[To do] Write out every record below exactly as given. Leave the pictures out.

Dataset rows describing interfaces
===
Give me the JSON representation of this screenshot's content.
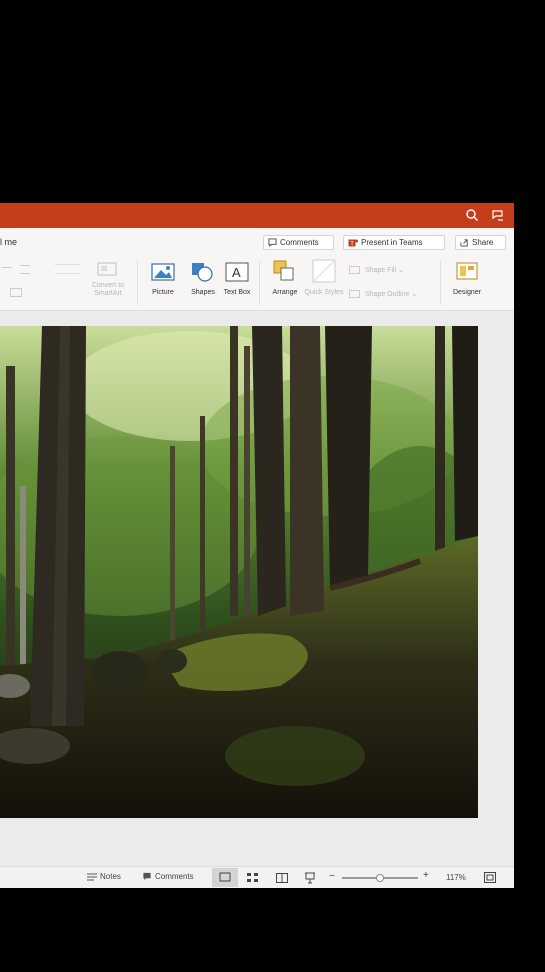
{
  "ribbon": {
    "tell_me": "l me",
    "comments_btn": "Comments",
    "present_btn": "Present in Teams",
    "share_btn": "Share",
    "convert_smartart": "Convert to SmartArt",
    "picture": "Picture",
    "shapes": "Shapes",
    "text_box": "Text Box",
    "arrange": "Arrange",
    "quick_styles": "Quick Styles",
    "shape_fill": "Shape Fill",
    "shape_outline": "Shape Outline",
    "designer": "Designer"
  },
  "status": {
    "notes": "Notes",
    "comments": "Comments",
    "zoom": "117%",
    "zoom_level": 0.5
  },
  "colors": {
    "titlebar": "#c43e1c",
    "accent": "#2b7cd3"
  },
  "icons": [
    "search-icon",
    "feedback-icon",
    "comment-icon",
    "teams-icon",
    "share-icon",
    "picture-icon",
    "shapes-icon",
    "textbox-icon",
    "arrange-icon",
    "quick-styles-icon",
    "designer-icon",
    "notes-icon",
    "normal-view-icon",
    "grid-view-icon",
    "reading-view-icon",
    "slideshow-icon",
    "zoom-out-icon",
    "zoom-in-icon",
    "fit-slide-icon"
  ]
}
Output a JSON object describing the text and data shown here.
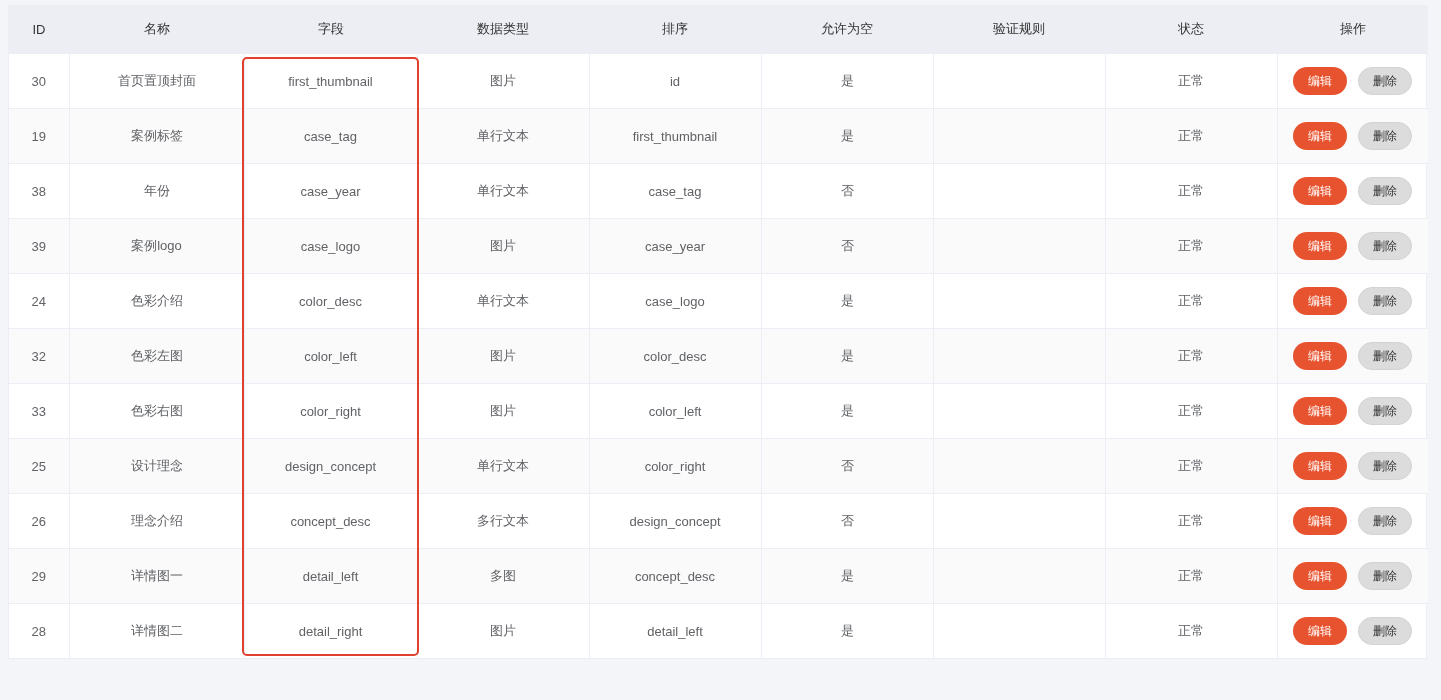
{
  "table": {
    "columns": [
      {
        "label": "ID",
        "highlighted": false
      },
      {
        "label": "名称",
        "highlighted": false
      },
      {
        "label": "字段",
        "highlighted": true
      },
      {
        "label": "数据类型",
        "highlighted": false
      },
      {
        "label": "排序",
        "highlighted": false
      },
      {
        "label": "允许为空",
        "highlighted": false
      },
      {
        "label": "验证规则",
        "highlighted": false
      },
      {
        "label": "状态",
        "highlighted": false
      },
      {
        "label": "操作",
        "highlighted": false
      }
    ],
    "rows": [
      {
        "id": "30",
        "name": "首页置顶封面",
        "field": "first_thumbnail",
        "data_type": "图片",
        "sort": "id",
        "nullable": "是",
        "status": "正常",
        "actions": [
          {
            "label": "编辑",
            "kind": "primary"
          },
          {
            "label": "删除",
            "kind": "default"
          }
        ]
      },
      {
        "id": "19",
        "name": "案例标签",
        "field": "case_tag",
        "data_type": "单行文本",
        "sort": "first_thumbnail",
        "nullable": "是",
        "status": "正常",
        "actions": [
          {
            "label": "编辑",
            "kind": "primary"
          },
          {
            "label": "删除",
            "kind": "default"
          }
        ]
      },
      {
        "id": "38",
        "name": "年份",
        "field": "case_year",
        "data_type": "单行文本",
        "sort": "case_tag",
        "nullable": "否",
        "status": "正常",
        "actions": [
          {
            "label": "编辑",
            "kind": "primary"
          },
          {
            "label": "删除",
            "kind": "default"
          }
        ]
      },
      {
        "id": "39",
        "name": "案例logo",
        "field": "case_logo",
        "data_type": "图片",
        "sort": "case_year",
        "nullable": "否",
        "status": "正常",
        "actions": [
          {
            "label": "编辑",
            "kind": "primary"
          },
          {
            "label": "删除",
            "kind": "default"
          }
        ]
      },
      {
        "id": "24",
        "name": "色彩介绍",
        "field": "color_desc",
        "data_type": "单行文本",
        "sort": "case_logo",
        "nullable": "是",
        "status": "正常",
        "actions": [
          {
            "label": "编辑",
            "kind": "primary"
          },
          {
            "label": "删除",
            "kind": "default"
          }
        ]
      },
      {
        "id": "32",
        "name": "色彩左图",
        "field": "color_left",
        "data_type": "图片",
        "sort": "color_desc",
        "nullable": "是",
        "status": "正常",
        "actions": [
          {
            "label": "编辑",
            "kind": "primary"
          },
          {
            "label": "删除",
            "kind": "default"
          }
        ]
      },
      {
        "id": "33",
        "name": "色彩右图",
        "field": "color_right",
        "data_type": "图片",
        "sort": "color_left",
        "nullable": "是",
        "status": "正常",
        "actions": [
          {
            "label": "编辑",
            "kind": "primary"
          },
          {
            "label": "删除",
            "kind": "default"
          }
        ]
      },
      {
        "id": "25",
        "name": "设计理念",
        "field": "design_concept",
        "data_type": "单行文本",
        "sort": "color_right",
        "nullable": "否",
        "status": "正常",
        "actions": [
          {
            "label": "编辑",
            "kind": "primary"
          },
          {
            "label": "删除",
            "kind": "default"
          }
        ]
      },
      {
        "id": "26",
        "name": "理念介绍",
        "field": "concept_desc",
        "data_type": "多行文本",
        "sort": "design_concept",
        "nullable": "否",
        "status": "正常",
        "actions": [
          {
            "label": "编辑",
            "kind": "primary"
          },
          {
            "label": "删除",
            "kind": "default"
          }
        ]
      },
      {
        "id": "29",
        "name": "详情图一",
        "field": "detail_left",
        "data_type": "多图",
        "sort": "concept_desc",
        "nullable": "是",
        "status": "正常",
        "actions": [
          {
            "label": "编辑",
            "kind": "primary"
          },
          {
            "label": "删除",
            "kind": "default"
          }
        ]
      },
      {
        "id": "28",
        "name": "详情图二",
        "field": "detail_right",
        "data_type": "图片",
        "sort": "detail_left",
        "nullable": "是",
        "status": "正常",
        "actions": [
          {
            "label": "编辑",
            "kind": "primary"
          },
          {
            "label": "删除",
            "kind": "default"
          }
        ]
      }
    ]
  }
}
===
[Response to this task]
Give me the JSON representation of this screenshot's content.
{
  "ribbon": {
    "tell_me": "l me",
    "comments_btn": "Comments",
    "present_btn": "Present in Teams",
    "share_btn": "Share",
    "convert_smartart": "Convert to SmartArt",
    "picture": "Picture",
    "shapes": "Shapes",
    "text_box": "Text Box",
    "arrange": "Arrange",
    "quick_styles": "Quick Styles",
    "shape_fill": "Shape Fill",
    "shape_outline": "Shape Outline",
    "designer": "Designer"
  },
  "status": {
    "notes": "Notes",
    "comments": "Comments",
    "zoom": "117%",
    "zoom_level": 0.5
  },
  "colors": {
    "titlebar": "#c43e1c",
    "accent": "#2b7cd3"
  },
  "icons": [
    "search-icon",
    "feedback-icon",
    "comment-icon",
    "teams-icon",
    "share-icon",
    "picture-icon",
    "shapes-icon",
    "textbox-icon",
    "arrange-icon",
    "quick-styles-icon",
    "designer-icon",
    "notes-icon",
    "normal-view-icon",
    "grid-view-icon",
    "reading-view-icon",
    "slideshow-icon",
    "zoom-out-icon",
    "zoom-in-icon",
    "fit-slide-icon"
  ]
}
Output a JSON object describing the text and data shown here.
{
  "table": {
    "columns": [
      {
        "label": "ID",
        "highlighted": false
      },
      {
        "label": "名称",
        "highlighted": false
      },
      {
        "label": "字段",
        "highlighted": true
      },
      {
        "label": "数据类型",
        "highlighted": false
      },
      {
        "label": "排序",
        "highlighted": false
      },
      {
        "label": "允许为空",
        "highlighted": false
      },
      {
        "label": "验证规则",
        "highlighted": false
      },
      {
        "label": "状态",
        "highlighted": false
      },
      {
        "label": "操作",
        "highlighted": false
      }
    ],
    "rows": [
      {
        "id": "30",
        "name": "首页置顶封面",
        "field": "first_thumbnail",
        "data_type": "图片",
        "sort": "id",
        "nullable": "是",
        "status": "正常",
        "actions": [
          {
            "label": "编辑",
            "kind": "primary"
          },
          {
            "label": "删除",
            "kind": "default"
          }
        ]
      },
      {
        "id": "19",
        "name": "案例标签",
        "field": "case_tag",
        "data_type": "单行文本",
        "sort": "first_thumbnail",
        "nullable": "是",
        "status": "正常",
        "actions": [
          {
            "label": "编辑",
            "kind": "primary"
          },
          {
            "label": "删除",
            "kind": "default"
          }
        ]
      },
      {
        "id": "38",
        "name": "年份",
        "field": "case_year",
        "data_type": "单行文本",
        "sort": "case_tag",
        "nullable": "否",
        "status": "正常",
        "actions": [
          {
            "label": "编辑",
            "kind": "primary"
          },
          {
            "label": "删除",
            "kind": "default"
          }
        ]
      },
      {
        "id": "39",
        "name": "案例logo",
        "field": "case_logo",
        "data_type": "图片",
        "sort": "case_year",
        "nullable": "否",
        "status": "正常",
        "actions": [
          {
            "label": "编辑",
            "kind": "primary"
          },
          {
            "label": "删除",
            "kind": "default"
          }
        ]
      },
      {
        "id": "24",
        "name": "色彩介绍",
        "field": "color_desc",
        "data_type": "单行文本",
        "sort": "case_logo",
        "nullable": "是",
        "status": "正常",
        "actions": [
          {
            "label": "编辑",
            "kind": "primary"
          },
          {
            "label": "删除",
            "kind": "default"
          }
        ]
      },
      {
        "id": "32",
        "name": "色彩左图",
        "field": "color_left",
        "data_type": "图片",
        "sort": "color_desc",
        "nullable": "是",
        "status": "正常",
        "actions": [
          {
            "label": "编辑",
            "kind": "primary"
          },
          {
            "label": "删除",
            "kind": "default"
          }
        ]
      },
      {
        "id": "33",
        "name": "色彩右图",
        "field": "color_right",
        "data_type": "图片",
        "sort": "color_left",
        "nullable": "是",
        "status": "正常",
        "actions": [
          {
            "label": "编辑",
            "kind": "primary"
          },
          {
            "label": "删除",
            "kind": "default"
          }
        ]
      },
      {
        "id": "25",
        "name": "设计理念",
        "field": "design_concept",
        "data_type": "单行文本",
        "sort": "color_right",
        "nullable": "否",
        "status": "正常",
        "actions": [
          {
            "label": "编辑",
            "kind": "primary"
          },
          {
            "label": "删除",
            "kind": "default"
          }
        ]
      },
      {
        "id": "26",
        "name": "理念介绍",
        "field": "concept_desc",
        "data_type": "多行文本",
        "sort": "design_concept",
        "nullable": "否",
        "status": "正常",
        "actions": [
          {
            "label": "编辑",
            "kind": "primary"
          },
          {
            "label": "删除",
            "kind": "default"
          }
        ]
      },
      {
        "id": "29",
        "name": "详情图一",
        "field": "detail_left",
        "data_type": "多图",
        "sort": "concept_desc",
        "nullable": "是",
        "status": "正常",
        "actions": [
          {
            "label": "编辑",
            "kind": "primary"
          },
          {
            "label": "删除",
            "kind": "default"
          }
        ]
      },
      {
        "id": "28",
        "name": "详情图二",
        "field": "detail_right",
        "data_type": "图片",
        "sort": "detail_left",
        "nullable": "是",
        "status": "正常",
        "actions": [
          {
            "label": "编辑",
            "kind": "primary"
          },
          {
            "label": "删除",
            "kind": "default"
          }
        ]
      }
    ]
  }
}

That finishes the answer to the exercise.